Fire and Ice
by Robert Frost
Lines 5-9 Summary
Get out the microscope, because we’re going through this poem line-by-line.
But if it had to perish twice,
- This idea of the world ending ("perish[ing]") twice is complicated. If we don't even know if the world will end once, why worry about the second time? Would anyone even be around to see to second ending? If fire is more powerful, why wouldn't the world just end in fire twice?
- OK, take off your Skepticism Hat and put on your Imagination Hat.
- The idea seems to be that "fire" beats "ice" to the punch in the first round of the battle.
- Remember that those "hot" emotions are the impulsive ones. If "fire" refers to the animal side of our nature, then the actions associated with it are instinctual – we don't think, we just do.
- Icy actions require thinking and deliberation. So, we'll see what happens in Round 2.
I think I know enough of hate
To say that for destruction ice
Is also great
- The speaker has also experienced hate, a cold emotion, and he knows it can destroy things – namely, the world.
- At this point, it becomes even clearer that "desire" is associated with "love," because its opposite is "hate."
- You'd be hard-pressed to find two emotions more immortal and powerful than Love and Hate. In the Hall of Fame of immortal adversaries, they're up there with Good and Evil, Light and Dark, Yankees and Red Sox…
- The speaker seems a lot more tentative about his relationship with hate. He was absolutely certain that he has tasted desire, but he only "thinks" he knows "enough" about hate. We're in murkier territory with this emotion.
- For example, we don't know in what sense he knows hate. Has he only witnessed hate at a distance, or has he been the victim of hate, or has he been a hater himself?
- His very hesitancy with the topic (what's he trying to hide?) should set off alarm bells of reader suspicion. Like most people, he has probably experienced several varieties of hate.
- Why is hate an "icy" emotion?
- You might think that hate should be red-hot because it is so closely related to blind anger. But we think he isn't talking about the kind of anger that comes on you in a fit of rage. We think he's talking about the anger that lingers beneath the surface, that you turn over and over in your mind.

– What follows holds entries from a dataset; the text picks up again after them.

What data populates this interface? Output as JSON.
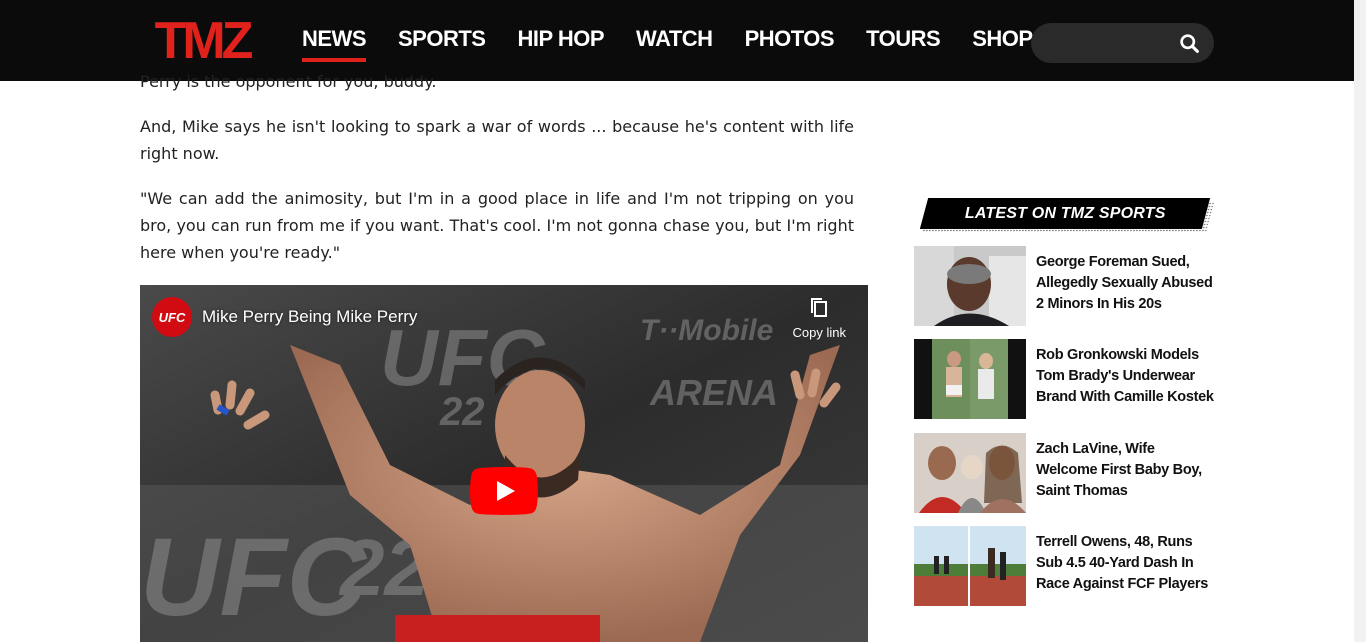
{
  "header": {
    "logo_text": "TMZ",
    "nav": [
      {
        "label": "NEWS",
        "active": true
      },
      {
        "label": "SPORTS",
        "active": false
      },
      {
        "label": "HIP HOP",
        "active": false
      },
      {
        "label": "WATCH",
        "active": false
      },
      {
        "label": "PHOTOS",
        "active": false
      },
      {
        "label": "TOURS",
        "active": false
      },
      {
        "label": "SHOP",
        "active": false
      }
    ],
    "search_placeholder": "",
    "accent_color": "#e1211b"
  },
  "article": {
    "paragraphs": [
      "Perry is the opponent for you, buddy.",
      "And, Mike says he isn't looking to spark a war of words ... because he's content with life right now.",
      "\"We can add the animosity, but I'm in a good place in life and I'm not tripping on you bro, you can run from me if you want. That's cool. I'm not gonna chase you, but I'm right here when you're ready.\""
    ]
  },
  "video": {
    "channel_logo": "UFC",
    "title": "Mike Perry Being Mike Perry",
    "copy_link_label": "Copy link",
    "play_color": "#ff0000"
  },
  "sidebar": {
    "title": "LATEST ON TMZ SPORTS",
    "stories": [
      {
        "title": "George Foreman Sued, Allegedly Sexually Abused 2 Minors In His 20s"
      },
      {
        "title": "Rob Gronkowski Models Tom Brady's Underwear Brand With Camille Kostek"
      },
      {
        "title": "Zach LaVine, Wife Welcome First Baby Boy, Saint Thomas"
      },
      {
        "title": "Terrell Owens, 48, Runs Sub 4.5 40-Yard Dash In Race Against FCF Players"
      }
    ]
  }
}
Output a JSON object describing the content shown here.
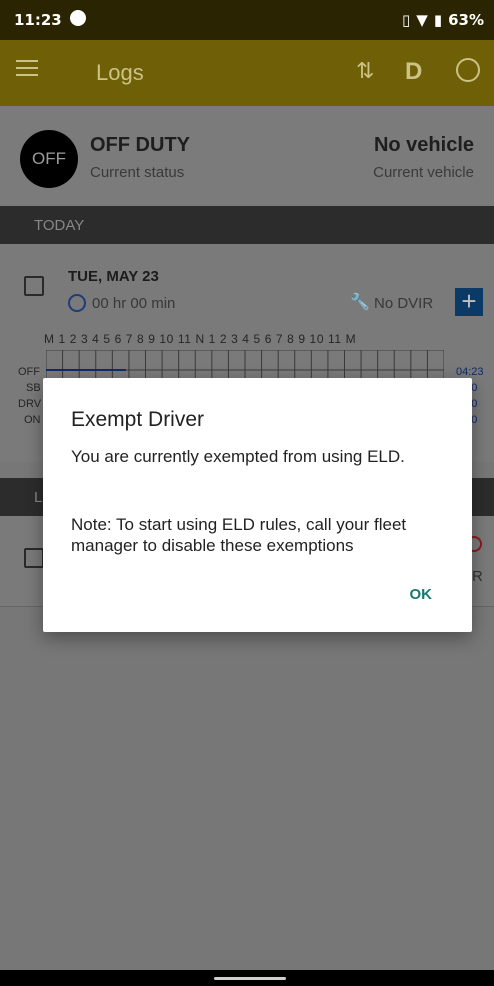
{
  "status_bar": {
    "time": "11:23",
    "battery": "63%"
  },
  "app_bar": {
    "title": "Logs",
    "duty_letter": "D"
  },
  "current": {
    "off_badge": "OFF",
    "status": "OFF DUTY",
    "status_label": "Current status",
    "vehicle": "No vehicle",
    "vehicle_label": "Current vehicle"
  },
  "section_today": "TODAY",
  "log": {
    "date": "TUE, MAY 23",
    "duration": "00 hr  00 min",
    "dvir": "No DVIR",
    "hours": "M 1 2 3 4 5 6 7 8 9 10 11 N 1 2 3 4 5 6 7 8 9 10 11 M",
    "rows": [
      {
        "label": "OFF",
        "total": "04:23"
      },
      {
        "label": "SB",
        "total": "0:00"
      },
      {
        "label": "DRV",
        "total": "0:00"
      },
      {
        "label": "ON",
        "total": "0:00"
      }
    ]
  },
  "section_last": "L",
  "card2_right": "R",
  "dialog": {
    "title": "Exempt Driver",
    "message": "You are currently exempted from using ELD.",
    "note": "Note: To start using ELD rules, call your fleet manager to disable these exemptions",
    "ok": "OK"
  }
}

- You've probably heard the phrase, "Revenge is a dish best served cold." The idea is that, when you take what was originally a hot emotion and allow yourself to reflect on it in a very deliberate manner, you can come up with the cruelest response of all. Not to mention, the worst villains in movies are always the ones who kill and destroy without breaking a sweat or even seeming to care.
- The phrase "also great" doesn't tell us anything about the status of ice compared to fire. So be careful about saying that ice is just as powerful as fire. He doesn't tell us that. When it comes to destruction, ice is in the same league as fire, but we don't know who would win a one-on-one cage match.
And would suffice.
- The last line picks up on the idea that we don't know whether fire or ice is stronger.
- The end of the poem suggests that it doesn't matter which is stronger: both will do the trick. "Suffice" means to be enough to bring about some effect.
- Once you destroy something, it's gone. If you wanted to destroy some document, setting it on fire would do the job. So would tearing it up into a million little pieces. But if you set the document on fire and then wanted to scatter the ashes to the corners of the earth just to be sure, someone would be justified in saying, "Hey, what are you doing? It's over."
- Interestingly, the word "suffice" is a very rational and even lawyer-ly word. The speaker seems to be demonstrating "icy" thinking here. If you got a little chill up your spine at the end of the poem, that might be why.